→ WHAT THE TASK REQUIRES:
Print the records below exactly as they appear. Omit all pictures.

╔══

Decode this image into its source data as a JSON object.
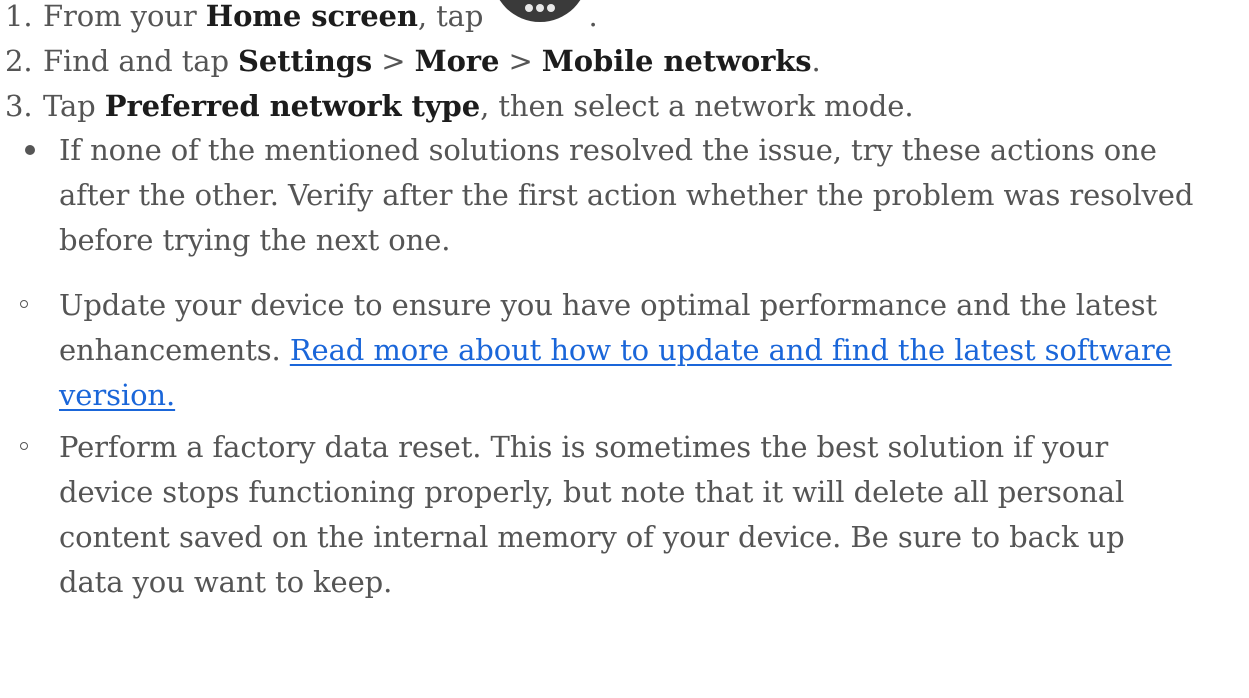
{
  "steps": [
    {
      "number": "1.",
      "parts": {
        "a": "From your ",
        "b": "Home screen",
        "c": ", tap ",
        "d": "."
      },
      "icon": "apps-icon"
    },
    {
      "number": "2.",
      "parts": {
        "a": "Find and tap ",
        "b": "Settings",
        "c": " > ",
        "d": "More",
        "e": " > ",
        "f": "Mobile networks",
        "g": "."
      }
    },
    {
      "number": "3.",
      "parts": {
        "a": "Tap ",
        "b": "Preferred network type",
        "c": ", then select a network mode."
      }
    }
  ],
  "tip": {
    "lines": [
      "If none of the mentioned solutions resolved the issue, try these actions one",
      "after the other. Verify after the first action whether the problem was resolved",
      "before trying the next one."
    ]
  },
  "actions": [
    {
      "lines": [
        "Update your device to ensure you have optimal performance and the latest",
        "enhancements. "
      ],
      "link_lines": [
        "Read more about how to update and find the latest software",
        "version."
      ]
    },
    {
      "lines": [
        "Perform a factory data reset. This is sometimes the best solution if your",
        "device stops functioning properly, but note that it will delete all personal",
        "content saved on the internal memory of your device. Be sure to back up",
        "data you want to keep."
      ]
    }
  ],
  "colors": {
    "text": "#555555",
    "bold": "#1c1c1c",
    "link": "#1a66d9",
    "icon": "#3a3a3a"
  }
}
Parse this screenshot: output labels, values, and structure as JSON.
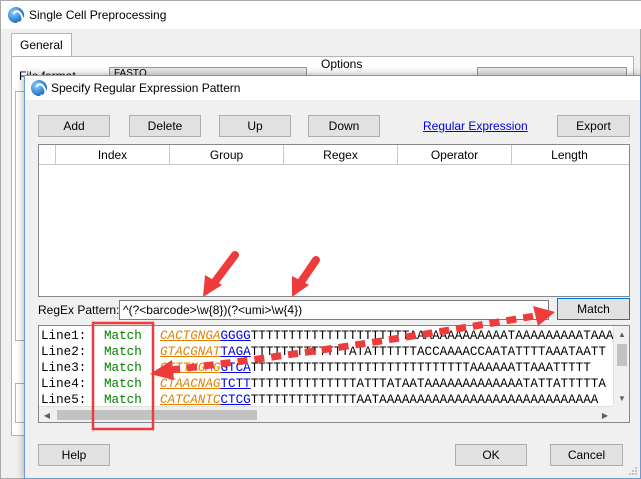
{
  "background_window": {
    "title": "Single Cell Preprocessing",
    "tab": "General",
    "file_format_label": "File format",
    "file_format_value": "FASTQ",
    "options_label": "Options"
  },
  "dialog": {
    "title": "Specify Regular Expression Pattern",
    "toolbar": {
      "add": "Add",
      "delete": "Delete",
      "up": "Up",
      "down": "Down",
      "regex_link": "Regular Expression",
      "export": "Export"
    },
    "grid_columns": [
      "Index",
      "Group",
      "Regex",
      "Operator",
      "Length"
    ],
    "regex_label": "RegEx Pattern:",
    "regex_value": "^(?<barcode>\\w{8})(?<umi>\\w{4})",
    "match_button": "Match",
    "results": [
      {
        "line": "Line1:",
        "status": "Match",
        "barcode": "CACTGNGA",
        "umi": "GGGG",
        "rest": "TTTTTTTTTTTTTTTTTTTTTAAAAAAAAAAAAATAAAAAAAAATAAA"
      },
      {
        "line": "Line2:",
        "status": "Match",
        "barcode": "GTACGNAT",
        "umi": "TAGA",
        "rest": "TTTTTTTTTTTTTATATTTTTTACCAAAACCAATATTTTAAATAATT"
      },
      {
        "line": "Line3:",
        "status": "Match",
        "barcode": "CTTTNGAG",
        "umi": "GTCA",
        "rest": "TTTTTTTTTTTTTTTTTTTTTTTTTTTTTAAAAAATTAAATTTTT"
      },
      {
        "line": "Line4:",
        "status": "Match",
        "barcode": "CTAACNAG",
        "umi": "TCTT",
        "rest": "TTTTTTTTTTTTTTATTTATAATAAAAAAAAAAAAATATTATTTTTA"
      },
      {
        "line": "Line5:",
        "status": "Match",
        "barcode": "CATCANTC",
        "umi": "CTCG",
        "rest": "TTTTTTTTTTTTTTAATAAAAAAAAAAAAAAAAAAAAAAAAAAAAA"
      }
    ],
    "footer": {
      "help": "Help",
      "ok": "OK",
      "cancel": "Cancel"
    }
  },
  "colors": {
    "barcode": "#e08000",
    "umi": "#0000e0",
    "match": "#008000",
    "annotation": "#ee3b3b"
  },
  "icons": {
    "app": "app-logo-icon",
    "arrow_up": "scroll-up-icon",
    "arrow_down": "scroll-down-icon",
    "arrow_left": "scroll-left-icon",
    "arrow_right": "scroll-right-icon"
  }
}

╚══

→ TASK RESPONSE:
Decode this image into its source data as a JSON object.
{
  "steps": [
    {
      "number": "1.",
      "parts": {
        "a": "From your ",
        "b": "Home screen",
        "c": ", tap ",
        "d": "."
      },
      "icon": "apps-icon"
    },
    {
      "number": "2.",
      "parts": {
        "a": "Find and tap ",
        "b": "Settings",
        "c": " > ",
        "d": "More",
        "e": " > ",
        "f": "Mobile networks",
        "g": "."
      }
    },
    {
      "number": "3.",
      "parts": {
        "a": "Tap ",
        "b": "Preferred network type",
        "c": ", then select a network mode."
      }
    }
  ],
  "tip": {
    "lines": [
      "If none of the mentioned solutions resolved the issue, try these actions one",
      "after the other. Verify after the first action whether the problem was resolved",
      "before trying the next one."
    ]
  },
  "actions": [
    {
      "lines": [
        "Update your device to ensure you have optimal performance and the latest",
        "enhancements. "
      ],
      "link_lines": [
        "Read more about how to update and find the latest software",
        "version."
      ]
    },
    {
      "lines": [
        "Perform a factory data reset. This is sometimes the best solution if your",
        "device stops functioning properly, but note that it will delete all personal",
        "content saved on the internal memory of your device. Be sure to back up",
        "data you want to keep."
      ]
    }
  ],
  "colors": {
    "text": "#555555",
    "bold": "#1c1c1c",
    "link": "#1a66d9",
    "icon": "#3a3a3a"
  }
}
Parse this screenshot: output labels, values, and structure as JSON.
{
  "background_window": {
    "title": "Single Cell Preprocessing",
    "tab": "General",
    "file_format_label": "File format",
    "file_format_value": "FASTQ",
    "options_label": "Options"
  },
  "dialog": {
    "title": "Specify Regular Expression Pattern",
    "toolbar": {
      "add": "Add",
      "delete": "Delete",
      "up": "Up",
      "down": "Down",
      "regex_link": "Regular Expression",
      "export": "Export"
    },
    "grid_columns": [
      "Index",
      "Group",
      "Regex",
      "Operator",
      "Length"
    ],
    "regex_label": "RegEx Pattern:",
    "regex_value": "^(?<barcode>\\w{8})(?<umi>\\w{4})",
    "match_button": "Match",
    "results": [
      {
        "line": "Line1:",
        "status": "Match",
        "barcode": "CACTGNGA",
        "umi": "GGGG",
        "rest": "TTTTTTTTTTTTTTTTTTTTTAAAAAAAAAAAAATAAAAAAAAATAAA"
      },
      {
        "line": "Line2:",
        "status": "Match",
        "barcode": "GTACGNAT",
        "umi": "TAGA",
        "rest": "TTTTTTTTTTTTTATATTTTTTACCAAAACCAATATTTTAAATAATT"
      },
      {
        "line": "Line3:",
        "status": "Match",
        "barcode": "CTTTNGAG",
        "umi": "GTCA",
        "rest": "TTTTTTTTTTTTTTTTTTTTTTTTTTTTTAAAAAATTAAATTTTT"
      },
      {
        "line": "Line4:",
        "status": "Match",
        "barcode": "CTAACNAG",
        "umi": "TCTT",
        "rest": "TTTTTTTTTTTTTTATTTATAATAAAAAAAAAAAAATATTATTTTTA"
      },
      {
        "line": "Line5:",
        "status": "Match",
        "barcode": "CATCANTC",
        "umi": "CTCG",
        "rest": "TTTTTTTTTTTTTTAATAAAAAAAAAAAAAAAAAAAAAAAAAAAAA"
      }
    ],
    "footer": {
      "help": "Help",
      "ok": "OK",
      "cancel": "Cancel"
    }
  },
  "colors": {
    "barcode": "#e08000",
    "umi": "#0000e0",
    "match": "#008000",
    "annotation": "#ee3b3b"
  },
  "icons": {
    "app": "app-logo-icon",
    "arrow_up": "scroll-up-icon",
    "arrow_down": "scroll-down-icon",
    "arrow_left": "scroll-left-icon",
    "arrow_right": "scroll-right-icon"
  }
}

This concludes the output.